> **Action item**
Each line of the data below that holds the word "title" is to be reported in full.

> **Data to examine**

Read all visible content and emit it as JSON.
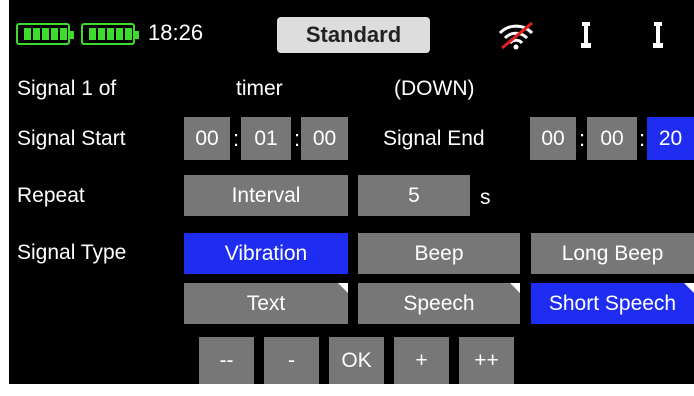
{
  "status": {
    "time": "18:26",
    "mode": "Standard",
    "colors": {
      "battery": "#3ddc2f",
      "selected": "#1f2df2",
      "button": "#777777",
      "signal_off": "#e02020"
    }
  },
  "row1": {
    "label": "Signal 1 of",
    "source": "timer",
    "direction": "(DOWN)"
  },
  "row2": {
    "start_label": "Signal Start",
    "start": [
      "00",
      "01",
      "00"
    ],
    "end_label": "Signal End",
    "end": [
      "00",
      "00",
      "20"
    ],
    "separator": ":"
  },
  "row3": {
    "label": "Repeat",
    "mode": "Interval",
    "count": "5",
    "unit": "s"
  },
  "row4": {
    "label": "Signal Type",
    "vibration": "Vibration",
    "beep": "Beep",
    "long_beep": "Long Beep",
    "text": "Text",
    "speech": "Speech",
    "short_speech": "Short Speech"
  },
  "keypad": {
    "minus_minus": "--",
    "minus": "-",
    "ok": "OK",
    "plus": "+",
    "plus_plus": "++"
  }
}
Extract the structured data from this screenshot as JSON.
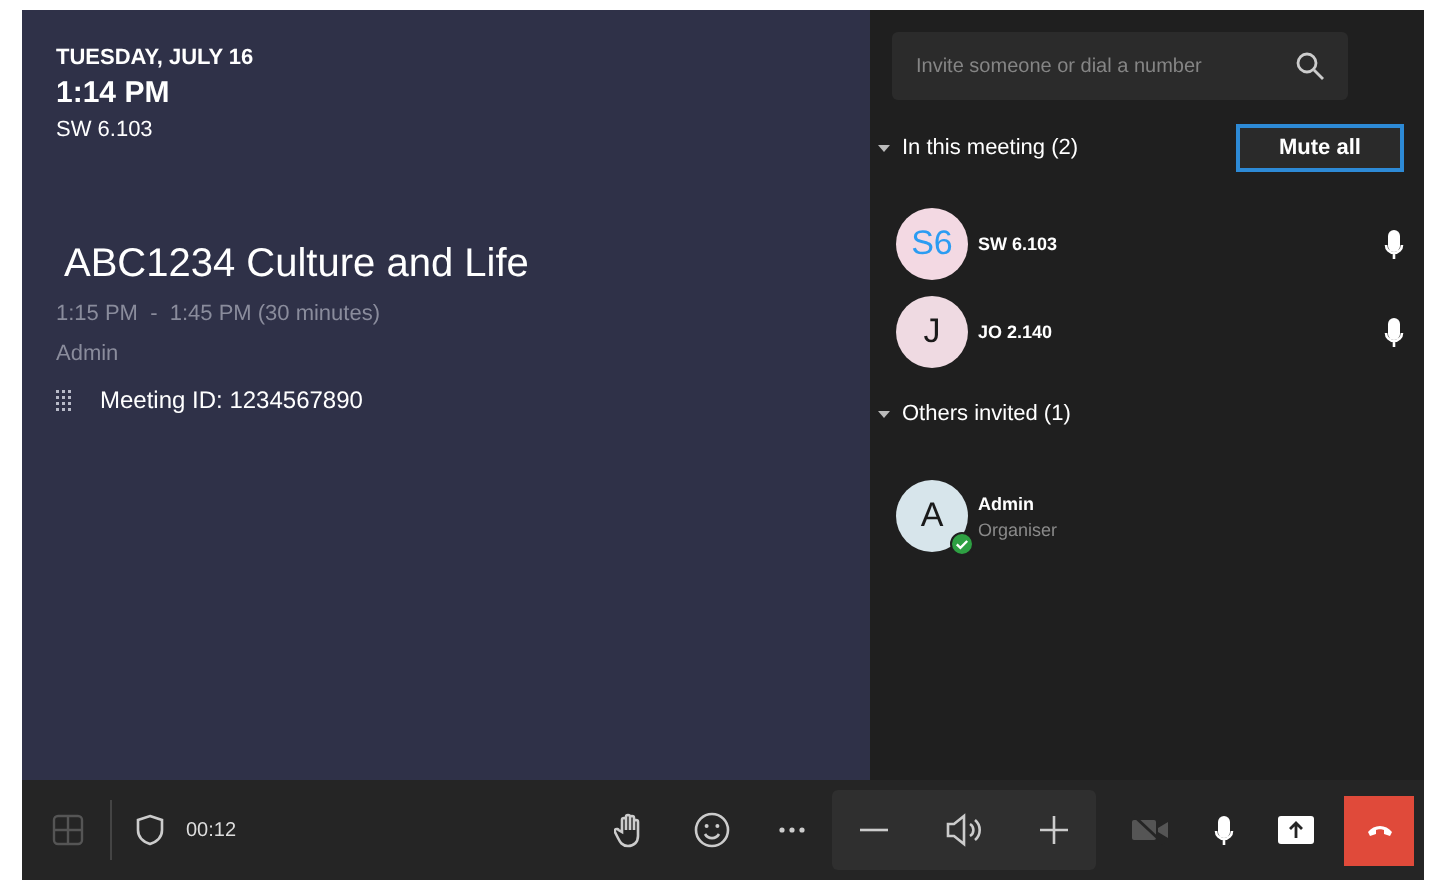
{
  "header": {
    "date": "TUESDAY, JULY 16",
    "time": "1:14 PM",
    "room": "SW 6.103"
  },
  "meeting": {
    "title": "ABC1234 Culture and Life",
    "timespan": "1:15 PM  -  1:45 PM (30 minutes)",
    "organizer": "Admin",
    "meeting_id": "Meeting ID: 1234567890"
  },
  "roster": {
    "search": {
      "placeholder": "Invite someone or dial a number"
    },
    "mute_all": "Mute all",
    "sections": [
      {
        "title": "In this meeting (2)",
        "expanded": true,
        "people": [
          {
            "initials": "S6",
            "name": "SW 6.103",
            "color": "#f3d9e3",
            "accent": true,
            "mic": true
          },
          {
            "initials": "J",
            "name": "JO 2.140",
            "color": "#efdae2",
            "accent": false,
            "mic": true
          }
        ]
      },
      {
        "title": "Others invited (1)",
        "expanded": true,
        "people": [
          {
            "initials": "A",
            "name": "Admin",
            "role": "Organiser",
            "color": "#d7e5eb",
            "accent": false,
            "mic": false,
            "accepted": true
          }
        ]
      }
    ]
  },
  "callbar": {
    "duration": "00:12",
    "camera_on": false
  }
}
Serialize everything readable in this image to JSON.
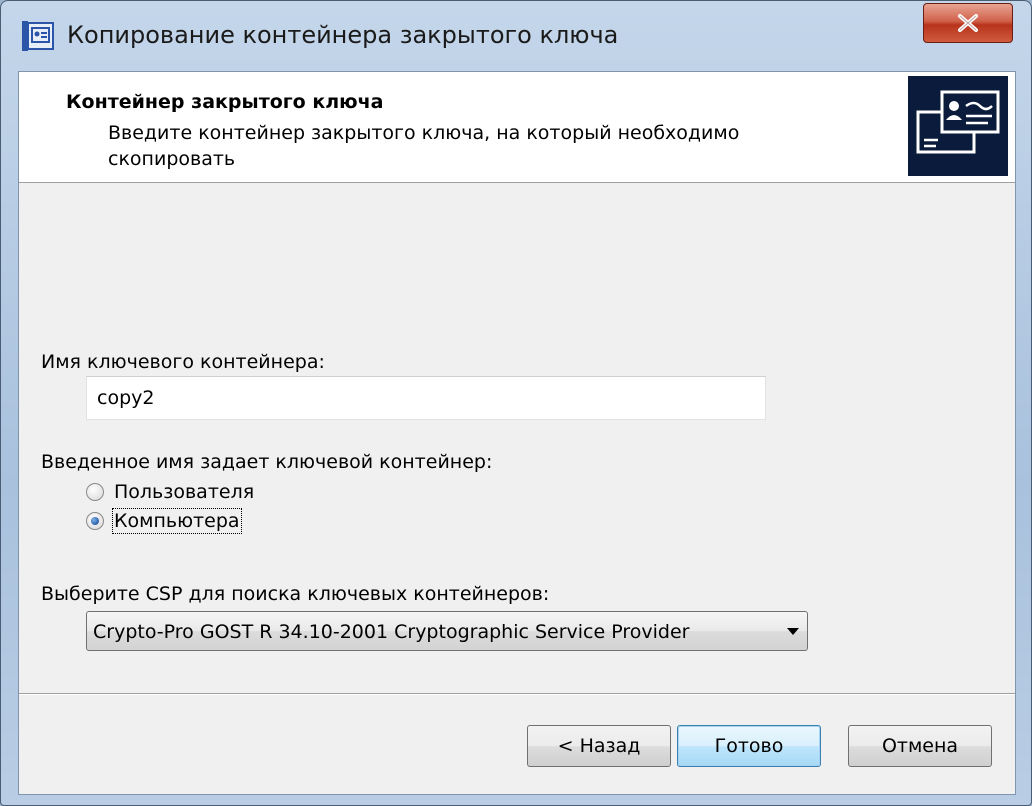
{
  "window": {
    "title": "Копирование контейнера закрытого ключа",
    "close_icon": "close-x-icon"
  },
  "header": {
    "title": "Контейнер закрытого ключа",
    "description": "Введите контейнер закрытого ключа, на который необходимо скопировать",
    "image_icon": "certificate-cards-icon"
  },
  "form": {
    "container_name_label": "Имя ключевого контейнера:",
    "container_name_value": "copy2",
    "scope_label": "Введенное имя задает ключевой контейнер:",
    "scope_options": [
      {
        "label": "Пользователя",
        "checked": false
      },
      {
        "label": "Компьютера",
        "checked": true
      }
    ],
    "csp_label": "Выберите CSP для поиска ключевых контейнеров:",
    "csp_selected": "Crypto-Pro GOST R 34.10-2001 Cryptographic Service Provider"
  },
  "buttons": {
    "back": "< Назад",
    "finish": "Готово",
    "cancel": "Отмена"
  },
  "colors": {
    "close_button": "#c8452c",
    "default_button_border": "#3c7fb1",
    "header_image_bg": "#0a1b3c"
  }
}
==
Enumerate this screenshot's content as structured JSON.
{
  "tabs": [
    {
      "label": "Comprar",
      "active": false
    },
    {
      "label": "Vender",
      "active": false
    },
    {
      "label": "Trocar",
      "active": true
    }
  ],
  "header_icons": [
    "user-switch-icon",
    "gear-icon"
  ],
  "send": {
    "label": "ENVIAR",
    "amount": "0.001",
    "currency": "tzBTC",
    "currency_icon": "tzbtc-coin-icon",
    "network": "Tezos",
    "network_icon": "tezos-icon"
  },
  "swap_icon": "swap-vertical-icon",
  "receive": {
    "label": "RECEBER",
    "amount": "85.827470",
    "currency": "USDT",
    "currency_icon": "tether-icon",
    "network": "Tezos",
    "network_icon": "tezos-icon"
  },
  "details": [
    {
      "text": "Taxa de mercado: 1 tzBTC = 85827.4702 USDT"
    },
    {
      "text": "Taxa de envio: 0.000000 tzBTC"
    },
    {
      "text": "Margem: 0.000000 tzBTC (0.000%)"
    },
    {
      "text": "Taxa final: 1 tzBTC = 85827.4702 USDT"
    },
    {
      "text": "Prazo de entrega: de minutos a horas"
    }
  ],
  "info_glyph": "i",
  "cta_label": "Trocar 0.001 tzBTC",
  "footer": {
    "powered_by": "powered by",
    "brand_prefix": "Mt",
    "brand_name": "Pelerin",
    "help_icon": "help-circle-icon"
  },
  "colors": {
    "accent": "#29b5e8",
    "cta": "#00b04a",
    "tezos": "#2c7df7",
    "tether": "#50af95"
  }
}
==
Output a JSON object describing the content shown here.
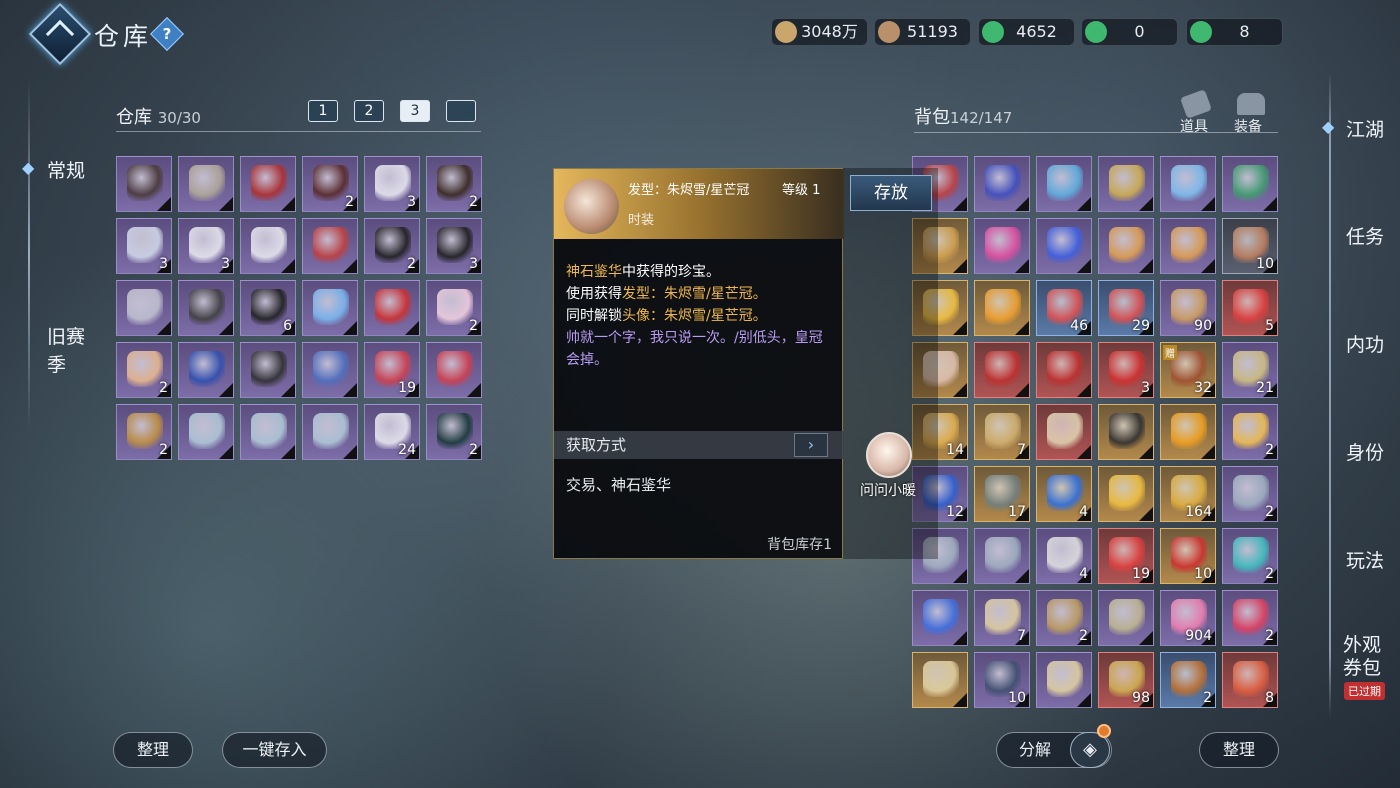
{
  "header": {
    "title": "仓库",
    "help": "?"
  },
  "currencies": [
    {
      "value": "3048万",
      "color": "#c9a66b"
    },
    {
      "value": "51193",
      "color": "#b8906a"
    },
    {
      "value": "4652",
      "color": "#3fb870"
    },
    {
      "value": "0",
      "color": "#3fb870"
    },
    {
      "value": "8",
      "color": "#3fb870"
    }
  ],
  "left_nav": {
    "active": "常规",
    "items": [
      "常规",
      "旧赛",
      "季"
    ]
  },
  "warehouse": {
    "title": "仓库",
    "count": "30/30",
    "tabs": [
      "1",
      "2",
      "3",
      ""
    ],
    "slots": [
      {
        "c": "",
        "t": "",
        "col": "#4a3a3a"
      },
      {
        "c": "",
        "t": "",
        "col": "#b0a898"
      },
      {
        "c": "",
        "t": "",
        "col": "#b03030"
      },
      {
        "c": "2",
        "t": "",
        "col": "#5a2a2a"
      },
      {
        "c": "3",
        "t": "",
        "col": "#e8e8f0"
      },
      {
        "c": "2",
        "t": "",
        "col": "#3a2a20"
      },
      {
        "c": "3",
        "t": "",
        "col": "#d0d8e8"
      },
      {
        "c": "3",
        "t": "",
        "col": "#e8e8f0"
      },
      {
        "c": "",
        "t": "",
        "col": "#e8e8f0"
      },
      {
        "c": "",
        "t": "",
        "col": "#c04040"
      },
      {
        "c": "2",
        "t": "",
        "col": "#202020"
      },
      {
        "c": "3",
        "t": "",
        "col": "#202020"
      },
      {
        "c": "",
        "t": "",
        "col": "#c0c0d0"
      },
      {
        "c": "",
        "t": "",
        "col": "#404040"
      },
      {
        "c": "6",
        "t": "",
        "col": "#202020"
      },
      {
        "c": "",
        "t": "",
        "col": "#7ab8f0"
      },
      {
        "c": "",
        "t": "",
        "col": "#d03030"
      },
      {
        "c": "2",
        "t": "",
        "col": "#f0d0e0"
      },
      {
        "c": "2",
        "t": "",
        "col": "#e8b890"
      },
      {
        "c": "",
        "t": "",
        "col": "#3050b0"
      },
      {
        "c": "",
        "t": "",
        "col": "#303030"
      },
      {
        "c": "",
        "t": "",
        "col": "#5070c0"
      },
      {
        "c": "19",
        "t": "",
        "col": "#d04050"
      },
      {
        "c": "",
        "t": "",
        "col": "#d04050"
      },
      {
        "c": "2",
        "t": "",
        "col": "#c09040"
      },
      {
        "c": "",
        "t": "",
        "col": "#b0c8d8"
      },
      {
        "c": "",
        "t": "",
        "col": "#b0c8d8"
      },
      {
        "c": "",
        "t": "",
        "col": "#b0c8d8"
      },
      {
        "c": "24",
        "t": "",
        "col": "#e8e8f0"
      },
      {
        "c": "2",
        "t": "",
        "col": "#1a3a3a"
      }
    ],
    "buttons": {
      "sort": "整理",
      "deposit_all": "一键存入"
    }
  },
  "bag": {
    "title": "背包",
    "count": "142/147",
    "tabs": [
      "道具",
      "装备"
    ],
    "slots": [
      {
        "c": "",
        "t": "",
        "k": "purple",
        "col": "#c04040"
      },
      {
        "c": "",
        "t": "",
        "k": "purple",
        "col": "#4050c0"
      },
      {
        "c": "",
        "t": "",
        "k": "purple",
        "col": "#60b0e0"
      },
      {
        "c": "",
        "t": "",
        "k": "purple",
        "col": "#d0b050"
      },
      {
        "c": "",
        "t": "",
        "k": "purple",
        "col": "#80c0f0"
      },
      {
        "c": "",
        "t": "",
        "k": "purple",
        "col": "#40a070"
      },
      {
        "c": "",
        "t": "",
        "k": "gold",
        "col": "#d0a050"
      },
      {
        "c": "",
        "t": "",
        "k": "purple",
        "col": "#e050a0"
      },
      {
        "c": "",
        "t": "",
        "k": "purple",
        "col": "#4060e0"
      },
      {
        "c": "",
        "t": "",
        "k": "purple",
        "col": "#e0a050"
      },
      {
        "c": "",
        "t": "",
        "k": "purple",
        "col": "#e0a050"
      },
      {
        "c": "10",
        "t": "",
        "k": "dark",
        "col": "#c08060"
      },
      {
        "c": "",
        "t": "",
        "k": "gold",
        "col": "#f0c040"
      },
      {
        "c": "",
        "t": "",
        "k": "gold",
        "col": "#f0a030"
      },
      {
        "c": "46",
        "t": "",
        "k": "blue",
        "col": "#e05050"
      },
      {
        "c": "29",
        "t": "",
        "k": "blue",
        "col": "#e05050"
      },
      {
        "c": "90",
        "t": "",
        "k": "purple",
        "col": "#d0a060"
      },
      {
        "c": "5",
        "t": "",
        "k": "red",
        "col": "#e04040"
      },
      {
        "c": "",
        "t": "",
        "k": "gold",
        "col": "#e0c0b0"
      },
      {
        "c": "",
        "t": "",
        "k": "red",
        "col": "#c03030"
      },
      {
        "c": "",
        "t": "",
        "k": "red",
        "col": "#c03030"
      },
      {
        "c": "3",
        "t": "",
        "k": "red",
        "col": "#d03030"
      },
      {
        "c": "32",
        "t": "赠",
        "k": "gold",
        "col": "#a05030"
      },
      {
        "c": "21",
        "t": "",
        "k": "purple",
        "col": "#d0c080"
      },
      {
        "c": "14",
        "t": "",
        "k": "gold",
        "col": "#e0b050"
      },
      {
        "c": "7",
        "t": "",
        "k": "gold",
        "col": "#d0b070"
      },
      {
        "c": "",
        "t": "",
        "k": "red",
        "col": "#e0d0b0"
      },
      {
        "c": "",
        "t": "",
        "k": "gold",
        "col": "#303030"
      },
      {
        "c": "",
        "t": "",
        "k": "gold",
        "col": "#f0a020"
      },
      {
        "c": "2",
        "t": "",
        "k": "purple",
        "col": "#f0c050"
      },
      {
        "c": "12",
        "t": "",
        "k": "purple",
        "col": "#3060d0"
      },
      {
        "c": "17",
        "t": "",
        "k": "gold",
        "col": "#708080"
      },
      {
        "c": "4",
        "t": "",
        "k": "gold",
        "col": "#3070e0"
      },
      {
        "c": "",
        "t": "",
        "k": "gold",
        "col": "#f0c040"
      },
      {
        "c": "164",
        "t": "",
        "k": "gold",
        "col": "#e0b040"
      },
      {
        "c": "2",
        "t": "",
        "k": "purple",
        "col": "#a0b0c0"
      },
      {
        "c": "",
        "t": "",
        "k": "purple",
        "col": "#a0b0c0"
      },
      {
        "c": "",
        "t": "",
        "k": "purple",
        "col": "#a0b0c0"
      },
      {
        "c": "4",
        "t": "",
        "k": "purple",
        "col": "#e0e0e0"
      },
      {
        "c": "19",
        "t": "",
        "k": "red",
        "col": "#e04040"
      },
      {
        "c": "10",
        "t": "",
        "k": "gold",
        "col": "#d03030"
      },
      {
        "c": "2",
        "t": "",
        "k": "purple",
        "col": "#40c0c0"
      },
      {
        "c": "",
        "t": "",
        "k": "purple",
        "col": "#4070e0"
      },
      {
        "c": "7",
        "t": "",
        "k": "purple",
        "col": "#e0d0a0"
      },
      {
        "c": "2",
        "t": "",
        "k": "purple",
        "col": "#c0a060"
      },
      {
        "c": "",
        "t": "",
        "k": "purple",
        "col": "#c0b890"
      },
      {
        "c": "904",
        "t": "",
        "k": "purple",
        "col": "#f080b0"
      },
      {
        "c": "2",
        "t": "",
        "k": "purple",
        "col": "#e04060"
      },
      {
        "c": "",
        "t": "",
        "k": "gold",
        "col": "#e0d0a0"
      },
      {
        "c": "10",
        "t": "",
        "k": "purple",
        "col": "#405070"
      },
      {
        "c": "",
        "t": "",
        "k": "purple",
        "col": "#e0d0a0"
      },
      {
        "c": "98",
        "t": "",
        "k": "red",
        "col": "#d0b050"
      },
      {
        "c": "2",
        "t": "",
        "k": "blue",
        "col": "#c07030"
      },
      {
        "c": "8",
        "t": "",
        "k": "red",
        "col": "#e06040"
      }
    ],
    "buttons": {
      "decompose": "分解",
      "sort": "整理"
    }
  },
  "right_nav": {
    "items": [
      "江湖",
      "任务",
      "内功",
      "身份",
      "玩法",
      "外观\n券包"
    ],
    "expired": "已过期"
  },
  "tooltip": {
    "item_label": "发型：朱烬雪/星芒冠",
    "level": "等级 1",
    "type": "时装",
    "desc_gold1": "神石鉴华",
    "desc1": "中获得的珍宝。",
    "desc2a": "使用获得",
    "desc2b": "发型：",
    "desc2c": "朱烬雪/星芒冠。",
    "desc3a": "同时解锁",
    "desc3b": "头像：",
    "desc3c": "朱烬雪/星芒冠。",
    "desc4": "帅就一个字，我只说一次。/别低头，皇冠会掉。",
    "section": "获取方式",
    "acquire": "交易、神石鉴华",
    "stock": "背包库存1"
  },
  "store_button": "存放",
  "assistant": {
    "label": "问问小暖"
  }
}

> **Response to the task**
    "title": "ABC1234 Culture and Life",
        "title": "In this meeting (2)",
        "title": "Others invited (1)",
    "title": "Копирование контейнера закрытого ключа",
    "title": "Контейнер закрытого ключа",
    "title": "仓库",
    "title": "仓库",
    "title": "背包",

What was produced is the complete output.